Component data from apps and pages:

►

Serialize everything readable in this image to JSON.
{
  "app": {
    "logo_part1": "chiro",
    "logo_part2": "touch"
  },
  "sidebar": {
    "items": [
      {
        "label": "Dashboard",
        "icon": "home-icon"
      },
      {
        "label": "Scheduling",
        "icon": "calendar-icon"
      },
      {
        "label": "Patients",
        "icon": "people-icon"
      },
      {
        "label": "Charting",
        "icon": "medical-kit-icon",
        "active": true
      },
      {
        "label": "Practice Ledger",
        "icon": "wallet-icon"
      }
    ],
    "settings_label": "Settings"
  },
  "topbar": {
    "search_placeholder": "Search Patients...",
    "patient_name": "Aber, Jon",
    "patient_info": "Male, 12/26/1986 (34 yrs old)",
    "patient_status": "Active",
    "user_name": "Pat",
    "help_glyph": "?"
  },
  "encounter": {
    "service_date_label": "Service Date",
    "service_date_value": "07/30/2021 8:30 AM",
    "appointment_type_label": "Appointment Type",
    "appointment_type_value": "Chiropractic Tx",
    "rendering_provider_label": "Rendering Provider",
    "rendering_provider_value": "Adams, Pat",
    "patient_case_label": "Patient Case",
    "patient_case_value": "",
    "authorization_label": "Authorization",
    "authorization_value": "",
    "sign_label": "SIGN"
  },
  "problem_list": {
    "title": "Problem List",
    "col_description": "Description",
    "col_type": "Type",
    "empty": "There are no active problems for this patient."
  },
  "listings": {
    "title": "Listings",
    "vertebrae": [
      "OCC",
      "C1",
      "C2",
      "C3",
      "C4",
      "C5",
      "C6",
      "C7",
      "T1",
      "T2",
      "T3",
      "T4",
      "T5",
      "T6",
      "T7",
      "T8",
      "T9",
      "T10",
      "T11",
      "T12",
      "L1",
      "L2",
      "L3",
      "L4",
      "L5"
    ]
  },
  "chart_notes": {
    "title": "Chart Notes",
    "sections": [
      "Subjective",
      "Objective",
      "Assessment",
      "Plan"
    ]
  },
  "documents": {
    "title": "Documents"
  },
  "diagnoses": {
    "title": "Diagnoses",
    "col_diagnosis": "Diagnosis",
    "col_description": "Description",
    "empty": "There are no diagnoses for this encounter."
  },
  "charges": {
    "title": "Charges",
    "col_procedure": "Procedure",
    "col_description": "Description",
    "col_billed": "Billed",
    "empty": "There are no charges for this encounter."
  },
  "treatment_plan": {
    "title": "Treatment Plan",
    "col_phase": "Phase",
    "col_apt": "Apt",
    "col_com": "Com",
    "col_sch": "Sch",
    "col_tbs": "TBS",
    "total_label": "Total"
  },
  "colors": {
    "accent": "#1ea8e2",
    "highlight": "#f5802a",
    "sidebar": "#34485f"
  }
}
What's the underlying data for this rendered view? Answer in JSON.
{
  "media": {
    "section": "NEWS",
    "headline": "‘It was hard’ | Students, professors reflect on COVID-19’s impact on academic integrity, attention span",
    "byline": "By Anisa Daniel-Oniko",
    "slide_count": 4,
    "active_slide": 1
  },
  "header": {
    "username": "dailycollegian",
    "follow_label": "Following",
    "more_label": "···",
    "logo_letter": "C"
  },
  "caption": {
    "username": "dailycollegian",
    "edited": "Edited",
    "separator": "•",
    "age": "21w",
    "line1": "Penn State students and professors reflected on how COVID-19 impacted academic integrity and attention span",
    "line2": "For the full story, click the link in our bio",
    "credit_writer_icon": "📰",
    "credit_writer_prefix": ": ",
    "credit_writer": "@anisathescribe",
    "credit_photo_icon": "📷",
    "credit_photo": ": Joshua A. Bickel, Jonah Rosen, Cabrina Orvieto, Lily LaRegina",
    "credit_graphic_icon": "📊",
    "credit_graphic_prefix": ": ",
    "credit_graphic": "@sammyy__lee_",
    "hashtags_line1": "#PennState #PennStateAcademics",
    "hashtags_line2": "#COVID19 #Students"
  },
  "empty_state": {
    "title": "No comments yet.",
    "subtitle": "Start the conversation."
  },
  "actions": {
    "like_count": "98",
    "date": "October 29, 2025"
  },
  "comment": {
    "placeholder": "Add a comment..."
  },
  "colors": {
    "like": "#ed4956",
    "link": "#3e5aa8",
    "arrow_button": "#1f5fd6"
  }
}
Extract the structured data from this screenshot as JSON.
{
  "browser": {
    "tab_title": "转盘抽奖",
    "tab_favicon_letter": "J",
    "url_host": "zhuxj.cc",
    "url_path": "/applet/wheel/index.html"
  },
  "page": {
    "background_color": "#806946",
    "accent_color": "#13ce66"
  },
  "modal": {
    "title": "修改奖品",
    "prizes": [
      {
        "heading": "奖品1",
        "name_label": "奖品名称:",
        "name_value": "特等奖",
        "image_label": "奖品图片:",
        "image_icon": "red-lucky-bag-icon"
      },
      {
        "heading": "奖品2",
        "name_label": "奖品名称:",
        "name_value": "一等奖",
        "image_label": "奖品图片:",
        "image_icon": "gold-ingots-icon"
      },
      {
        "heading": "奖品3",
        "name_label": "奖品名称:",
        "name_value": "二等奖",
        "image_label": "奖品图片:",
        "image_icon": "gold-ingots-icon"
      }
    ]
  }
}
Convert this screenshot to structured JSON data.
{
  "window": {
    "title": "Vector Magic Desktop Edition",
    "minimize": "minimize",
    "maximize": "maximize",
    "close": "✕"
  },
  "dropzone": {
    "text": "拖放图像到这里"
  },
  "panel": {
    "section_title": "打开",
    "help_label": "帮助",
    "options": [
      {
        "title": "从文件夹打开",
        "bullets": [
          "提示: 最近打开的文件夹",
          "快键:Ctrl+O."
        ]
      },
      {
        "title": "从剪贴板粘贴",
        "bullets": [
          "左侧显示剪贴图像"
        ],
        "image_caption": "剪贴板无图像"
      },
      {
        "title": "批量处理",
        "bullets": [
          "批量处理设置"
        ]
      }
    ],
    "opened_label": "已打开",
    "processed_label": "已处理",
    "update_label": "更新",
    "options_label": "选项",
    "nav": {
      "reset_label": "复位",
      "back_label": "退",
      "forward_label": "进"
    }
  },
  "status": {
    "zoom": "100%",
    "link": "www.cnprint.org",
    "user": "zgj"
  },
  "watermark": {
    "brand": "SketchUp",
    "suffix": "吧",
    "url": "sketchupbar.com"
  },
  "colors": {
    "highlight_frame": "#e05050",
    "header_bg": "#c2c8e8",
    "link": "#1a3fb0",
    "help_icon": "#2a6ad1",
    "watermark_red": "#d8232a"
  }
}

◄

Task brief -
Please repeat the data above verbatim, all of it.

Exercise result -
Serialize everything readable in this image to JSON.
{
  "app": {
    "logo_part1": "chiro",
    "logo_part2": "touch"
  },
  "sidebar": {
    "items": [
      {
        "label": "Dashboard",
        "icon": "home-icon"
      },
      {
        "label": "Scheduling",
        "icon": "calendar-icon"
      },
      {
        "label": "Patients",
        "icon": "people-icon"
      },
      {
        "label": "Charting",
        "icon": "medical-kit-icon",
        "active": true
      },
      {
        "label": "Practice Ledger",
        "icon": "wallet-icon"
      }
    ],
    "settings_label": "Settings"
  },
  "topbar": {
    "search_placeholder": "Search Patients...",
    "patient_name": "Aber, Jon",
    "patient_info": "Male, 12/26/1986 (34 yrs old)",
    "patient_status": "Active",
    "user_name": "Pat",
    "help_glyph": "?"
  },
  "encounter": {
    "service_date_label": "Service Date",
    "service_date_value": "07/30/2021 8:30 AM",
    "appointment_type_label": "Appointment Type",
    "appointment_type_value": "Chiropractic Tx",
    "rendering_provider_label": "Rendering Provider",
    "rendering_provider_value": "Adams, Pat",
    "patient_case_label": "Patient Case",
    "patient_case_value": "",
    "authorization_label": "Authorization",
    "authorization_value": "",
    "sign_label": "SIGN"
  },
  "problem_list": {
    "title": "Problem List",
    "col_description": "Description",
    "col_type": "Type",
    "empty": "There are no active problems for this patient."
  },
  "listings": {
    "title": "Listings",
    "vertebrae": [
      "OCC",
      "C1",
      "C2",
      "C3",
      "C4",
      "C5",
      "C6",
      "C7",
      "T1",
      "T2",
      "T3",
      "T4",
      "T5",
      "T6",
      "T7",
      "T8",
      "T9",
      "T10",
      "T11",
      "T12",
      "L1",
      "L2",
      "L3",
      "L4",
      "L5"
    ]
  },
  "chart_notes": {
    "title": "Chart Notes",
    "sections": [
      "Subjective",
      "Objective",
      "Assessment",
      "Plan"
    ]
  },
  "documents": {
    "title": "Documents"
  },
  "diagnoses": {
    "title": "Diagnoses",
    "col_diagnosis": "Diagnosis",
    "col_description": "Description",
    "empty": "There are no diagnoses for this encounter."
  },
  "charges": {
    "title": "Charges",
    "col_procedure": "Procedure",
    "col_description": "Description",
    "col_billed": "Billed",
    "empty": "There are no charges for this encounter."
  },
  "treatment_plan": {
    "title": "Treatment Plan",
    "col_phase": "Phase",
    "col_apt": "Apt",
    "col_com": "Com",
    "col_sch": "Sch",
    "col_tbs": "TBS",
    "total_label": "Total"
  },
  "colors": {
    "accent": "#1ea8e2",
    "highlight": "#f5802a",
    "sidebar": "#34485f"
  }
}
What's the underlying data for this rendered view? Answer in JSON.
{
  "media": {
    "section": "NEWS",
    "headline": "‘It was hard’ | Students, professors reflect on COVID-19’s impact on academic integrity, attention span",
    "byline": "By Anisa Daniel-Oniko",
    "slide_count": 4,
    "active_slide": 1
  },
  "header": {
    "username": "dailycollegian",
    "follow_label": "Following",
    "more_label": "···",
    "logo_letter": "C"
  },
  "caption": {
    "username": "dailycollegian",
    "edited": "Edited",
    "separator": "•",
    "age": "21w",
    "line1": "Penn State students and professors reflected on how COVID-19 impacted academic integrity and attention span",
    "line2": "For the full story, click the link in our bio",
    "credit_writer_icon": "📰",
    "credit_writer_prefix": ": ",
    "credit_writer": "@anisathescribe",
    "credit_photo_icon": "📷",
    "credit_photo": ": Joshua A. Bickel, Jonah Rosen, Cabrina Orvieto, Lily LaRegina",
    "credit_graphic_icon": "📊",
    "credit_graphic_prefix": ": ",
    "credit_graphic": "@sammyy__lee_",
    "hashtags_line1": "#PennState #PennStateAcademics",
    "hashtags_line2": "#COVID19 #Students"
  },
  "empty_state": {
    "title": "No comments yet.",
    "subtitle": "Start the conversation."
  },
  "actions": {
    "like_count": "98",
    "date": "October 29, 2025"
  },
  "comment": {
    "placeholder": "Add a comment..."
  },
  "colors": {
    "like": "#ed4956",
    "link": "#3e5aa8",
    "arrow_button": "#1f5fd6"
  }
}
Extract the structured data from this screenshot as JSON.
{
  "browser": {
    "tab_title": "转盘抽奖",
    "tab_favicon_letter": "J",
    "url_host": "zhuxj.cc",
    "url_path": "/applet/wheel/index.html"
  },
  "page": {
    "background_color": "#806946",
    "accent_color": "#13ce66"
  },
  "modal": {
    "title": "修改奖品",
    "prizes": [
      {
        "heading": "奖品1",
        "name_label": "奖品名称:",
        "name_value": "特等奖",
        "image_label": "奖品图片:",
        "image_icon": "red-lucky-bag-icon"
      },
      {
        "heading": "奖品2",
        "name_label": "奖品名称:",
        "name_value": "一等奖",
        "image_label": "奖品图片:",
        "image_icon": "gold-ingots-icon"
      },
      {
        "heading": "奖品3",
        "name_label": "奖品名称:",
        "name_value": "二等奖",
        "image_label": "奖品图片:",
        "image_icon": "gold-ingots-icon"
      }
    ]
  }
}
Convert this screenshot to structured JSON data.
{
  "window": {
    "title": "Vector Magic Desktop Edition",
    "minimize": "minimize",
    "maximize": "maximize",
    "close": "✕"
  },
  "dropzone": {
    "text": "拖放图像到这里"
  },
  "panel": {
    "section_title": "打开",
    "help_label": "帮助",
    "options": [
      {
        "title": "从文件夹打开",
        "bullets": [
          "提示: 最近打开的文件夹",
          "快键:Ctrl+O."
        ]
      },
      {
        "title": "从剪贴板粘贴",
        "bullets": [
          "左侧显示剪贴图像"
        ],
        "image_caption": "剪贴板无图像"
      },
      {
        "title": "批量处理",
        "bullets": [
          "批量处理设置"
        ]
      }
    ],
    "opened_label": "已打开",
    "processed_label": "已处理",
    "update_label": "更新",
    "options_label": "选项",
    "nav": {
      "reset_label": "复位",
      "back_label": "退",
      "forward_label": "进"
    }
  },
  "status": {
    "zoom": "100%",
    "link": "www.cnprint.org",
    "user": "zgj"
  },
  "watermark": {
    "brand": "SketchUp",
    "suffix": "吧",
    "url": "sketchupbar.com"
  },
  "colors": {
    "highlight_frame": "#e05050",
    "header_bg": "#c2c8e8",
    "link": "#1a3fb0",
    "help_icon": "#2a6ad1",
    "watermark_red": "#d8232a"
  }
}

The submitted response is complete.